Dataset entries:
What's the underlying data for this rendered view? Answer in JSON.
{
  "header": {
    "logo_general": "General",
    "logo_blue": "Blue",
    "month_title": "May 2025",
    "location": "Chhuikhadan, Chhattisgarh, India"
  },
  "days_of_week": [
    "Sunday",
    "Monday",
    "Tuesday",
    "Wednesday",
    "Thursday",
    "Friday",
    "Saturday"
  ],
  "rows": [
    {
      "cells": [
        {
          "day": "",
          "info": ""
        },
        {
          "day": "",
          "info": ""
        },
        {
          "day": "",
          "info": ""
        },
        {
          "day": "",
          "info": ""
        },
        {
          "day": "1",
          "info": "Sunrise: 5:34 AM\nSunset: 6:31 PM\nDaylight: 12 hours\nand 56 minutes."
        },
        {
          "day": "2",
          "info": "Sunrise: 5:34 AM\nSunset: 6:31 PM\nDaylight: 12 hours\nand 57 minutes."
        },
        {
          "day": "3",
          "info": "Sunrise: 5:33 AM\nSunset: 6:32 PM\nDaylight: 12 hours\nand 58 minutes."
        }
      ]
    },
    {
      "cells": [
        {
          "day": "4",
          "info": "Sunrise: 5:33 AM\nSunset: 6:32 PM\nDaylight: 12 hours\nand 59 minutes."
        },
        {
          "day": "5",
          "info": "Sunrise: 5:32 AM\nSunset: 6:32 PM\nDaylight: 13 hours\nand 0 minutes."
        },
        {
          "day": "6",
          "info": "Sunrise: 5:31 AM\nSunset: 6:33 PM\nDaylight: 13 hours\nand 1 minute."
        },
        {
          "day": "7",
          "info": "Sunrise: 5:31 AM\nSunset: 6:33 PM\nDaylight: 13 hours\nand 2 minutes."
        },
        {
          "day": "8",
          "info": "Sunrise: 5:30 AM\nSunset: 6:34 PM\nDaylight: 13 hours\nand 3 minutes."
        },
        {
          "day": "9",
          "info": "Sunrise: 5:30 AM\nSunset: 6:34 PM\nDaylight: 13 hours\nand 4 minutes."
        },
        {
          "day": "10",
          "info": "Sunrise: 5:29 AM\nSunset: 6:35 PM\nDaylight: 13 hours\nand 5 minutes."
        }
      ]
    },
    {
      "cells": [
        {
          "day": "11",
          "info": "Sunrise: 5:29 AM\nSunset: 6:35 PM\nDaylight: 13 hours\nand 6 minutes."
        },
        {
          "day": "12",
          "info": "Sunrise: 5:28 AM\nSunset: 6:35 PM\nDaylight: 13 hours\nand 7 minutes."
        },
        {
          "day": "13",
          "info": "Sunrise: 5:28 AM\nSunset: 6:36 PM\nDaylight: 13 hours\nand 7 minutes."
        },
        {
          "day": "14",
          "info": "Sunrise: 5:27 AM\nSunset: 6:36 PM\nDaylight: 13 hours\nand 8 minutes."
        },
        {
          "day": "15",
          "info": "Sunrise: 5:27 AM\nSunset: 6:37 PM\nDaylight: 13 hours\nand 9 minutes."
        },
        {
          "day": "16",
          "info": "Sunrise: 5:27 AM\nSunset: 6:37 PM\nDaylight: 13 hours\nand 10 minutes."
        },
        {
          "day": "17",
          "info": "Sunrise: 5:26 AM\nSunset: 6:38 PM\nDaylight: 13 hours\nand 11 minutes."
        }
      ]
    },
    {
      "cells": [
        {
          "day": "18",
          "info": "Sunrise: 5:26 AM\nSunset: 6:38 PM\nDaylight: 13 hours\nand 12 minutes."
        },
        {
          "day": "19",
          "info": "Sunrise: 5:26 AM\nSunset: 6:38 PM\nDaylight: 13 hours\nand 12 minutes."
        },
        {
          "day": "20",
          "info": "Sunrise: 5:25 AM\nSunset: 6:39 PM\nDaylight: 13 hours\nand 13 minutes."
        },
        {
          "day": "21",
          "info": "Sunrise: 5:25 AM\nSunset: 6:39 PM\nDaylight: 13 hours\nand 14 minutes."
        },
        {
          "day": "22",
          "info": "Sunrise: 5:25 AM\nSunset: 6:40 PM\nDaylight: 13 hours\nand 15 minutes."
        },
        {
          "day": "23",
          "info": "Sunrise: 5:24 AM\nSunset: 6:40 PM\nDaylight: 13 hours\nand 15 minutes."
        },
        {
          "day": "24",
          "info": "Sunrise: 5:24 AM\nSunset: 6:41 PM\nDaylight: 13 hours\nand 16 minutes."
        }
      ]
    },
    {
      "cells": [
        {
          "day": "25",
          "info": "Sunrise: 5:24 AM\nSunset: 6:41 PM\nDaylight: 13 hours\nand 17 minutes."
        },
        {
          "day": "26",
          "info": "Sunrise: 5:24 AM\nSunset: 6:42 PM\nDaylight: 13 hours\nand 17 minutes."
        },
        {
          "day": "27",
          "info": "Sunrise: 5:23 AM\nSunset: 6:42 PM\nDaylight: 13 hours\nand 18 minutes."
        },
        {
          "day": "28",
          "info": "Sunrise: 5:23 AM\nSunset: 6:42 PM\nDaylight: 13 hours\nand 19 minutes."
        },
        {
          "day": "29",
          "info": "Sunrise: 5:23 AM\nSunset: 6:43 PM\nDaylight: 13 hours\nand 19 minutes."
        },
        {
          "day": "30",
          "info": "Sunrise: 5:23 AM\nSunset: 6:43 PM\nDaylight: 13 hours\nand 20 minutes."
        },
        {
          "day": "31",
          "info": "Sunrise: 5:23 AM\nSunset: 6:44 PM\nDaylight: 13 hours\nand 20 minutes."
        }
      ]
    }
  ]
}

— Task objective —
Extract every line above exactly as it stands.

— Response for this exercise —
What's the underlying data for this rendered view? Answer in JSON.
{
  "header": {
    "logo_general": "General",
    "logo_blue": "Blue",
    "month_title": "May 2025",
    "location": "Chhuikhadan, Chhattisgarh, India"
  },
  "days_of_week": [
    "Sunday",
    "Monday",
    "Tuesday",
    "Wednesday",
    "Thursday",
    "Friday",
    "Saturday"
  ],
  "rows": [
    {
      "cells": [
        {
          "day": "",
          "info": ""
        },
        {
          "day": "",
          "info": ""
        },
        {
          "day": "",
          "info": ""
        },
        {
          "day": "",
          "info": ""
        },
        {
          "day": "1",
          "info": "Sunrise: 5:34 AM\nSunset: 6:31 PM\nDaylight: 12 hours\nand 56 minutes."
        },
        {
          "day": "2",
          "info": "Sunrise: 5:34 AM\nSunset: 6:31 PM\nDaylight: 12 hours\nand 57 minutes."
        },
        {
          "day": "3",
          "info": "Sunrise: 5:33 AM\nSunset: 6:32 PM\nDaylight: 12 hours\nand 58 minutes."
        }
      ]
    },
    {
      "cells": [
        {
          "day": "4",
          "info": "Sunrise: 5:33 AM\nSunset: 6:32 PM\nDaylight: 12 hours\nand 59 minutes."
        },
        {
          "day": "5",
          "info": "Sunrise: 5:32 AM\nSunset: 6:32 PM\nDaylight: 13 hours\nand 0 minutes."
        },
        {
          "day": "6",
          "info": "Sunrise: 5:31 AM\nSunset: 6:33 PM\nDaylight: 13 hours\nand 1 minute."
        },
        {
          "day": "7",
          "info": "Sunrise: 5:31 AM\nSunset: 6:33 PM\nDaylight: 13 hours\nand 2 minutes."
        },
        {
          "day": "8",
          "info": "Sunrise: 5:30 AM\nSunset: 6:34 PM\nDaylight: 13 hours\nand 3 minutes."
        },
        {
          "day": "9",
          "info": "Sunrise: 5:30 AM\nSunset: 6:34 PM\nDaylight: 13 hours\nand 4 minutes."
        },
        {
          "day": "10",
          "info": "Sunrise: 5:29 AM\nSunset: 6:35 PM\nDaylight: 13 hours\nand 5 minutes."
        }
      ]
    },
    {
      "cells": [
        {
          "day": "11",
          "info": "Sunrise: 5:29 AM\nSunset: 6:35 PM\nDaylight: 13 hours\nand 6 minutes."
        },
        {
          "day": "12",
          "info": "Sunrise: 5:28 AM\nSunset: 6:35 PM\nDaylight: 13 hours\nand 7 minutes."
        },
        {
          "day": "13",
          "info": "Sunrise: 5:28 AM\nSunset: 6:36 PM\nDaylight: 13 hours\nand 7 minutes."
        },
        {
          "day": "14",
          "info": "Sunrise: 5:27 AM\nSunset: 6:36 PM\nDaylight: 13 hours\nand 8 minutes."
        },
        {
          "day": "15",
          "info": "Sunrise: 5:27 AM\nSunset: 6:37 PM\nDaylight: 13 hours\nand 9 minutes."
        },
        {
          "day": "16",
          "info": "Sunrise: 5:27 AM\nSunset: 6:37 PM\nDaylight: 13 hours\nand 10 minutes."
        },
        {
          "day": "17",
          "info": "Sunrise: 5:26 AM\nSunset: 6:38 PM\nDaylight: 13 hours\nand 11 minutes."
        }
      ]
    },
    {
      "cells": [
        {
          "day": "18",
          "info": "Sunrise: 5:26 AM\nSunset: 6:38 PM\nDaylight: 13 hours\nand 12 minutes."
        },
        {
          "day": "19",
          "info": "Sunrise: 5:26 AM\nSunset: 6:38 PM\nDaylight: 13 hours\nand 12 minutes."
        },
        {
          "day": "20",
          "info": "Sunrise: 5:25 AM\nSunset: 6:39 PM\nDaylight: 13 hours\nand 13 minutes."
        },
        {
          "day": "21",
          "info": "Sunrise: 5:25 AM\nSunset: 6:39 PM\nDaylight: 13 hours\nand 14 minutes."
        },
        {
          "day": "22",
          "info": "Sunrise: 5:25 AM\nSunset: 6:40 PM\nDaylight: 13 hours\nand 15 minutes."
        },
        {
          "day": "23",
          "info": "Sunrise: 5:24 AM\nSunset: 6:40 PM\nDaylight: 13 hours\nand 15 minutes."
        },
        {
          "day": "24",
          "info": "Sunrise: 5:24 AM\nSunset: 6:41 PM\nDaylight: 13 hours\nand 16 minutes."
        }
      ]
    },
    {
      "cells": [
        {
          "day": "25",
          "info": "Sunrise: 5:24 AM\nSunset: 6:41 PM\nDaylight: 13 hours\nand 17 minutes."
        },
        {
          "day": "26",
          "info": "Sunrise: 5:24 AM\nSunset: 6:42 PM\nDaylight: 13 hours\nand 17 minutes."
        },
        {
          "day": "27",
          "info": "Sunrise: 5:23 AM\nSunset: 6:42 PM\nDaylight: 13 hours\nand 18 minutes."
        },
        {
          "day": "28",
          "info": "Sunrise: 5:23 AM\nSunset: 6:42 PM\nDaylight: 13 hours\nand 19 minutes."
        },
        {
          "day": "29",
          "info": "Sunrise: 5:23 AM\nSunset: 6:43 PM\nDaylight: 13 hours\nand 19 minutes."
        },
        {
          "day": "30",
          "info": "Sunrise: 5:23 AM\nSunset: 6:43 PM\nDaylight: 13 hours\nand 20 minutes."
        },
        {
          "day": "31",
          "info": "Sunrise: 5:23 AM\nSunset: 6:44 PM\nDaylight: 13 hours\nand 20 minutes."
        }
      ]
    }
  ]
}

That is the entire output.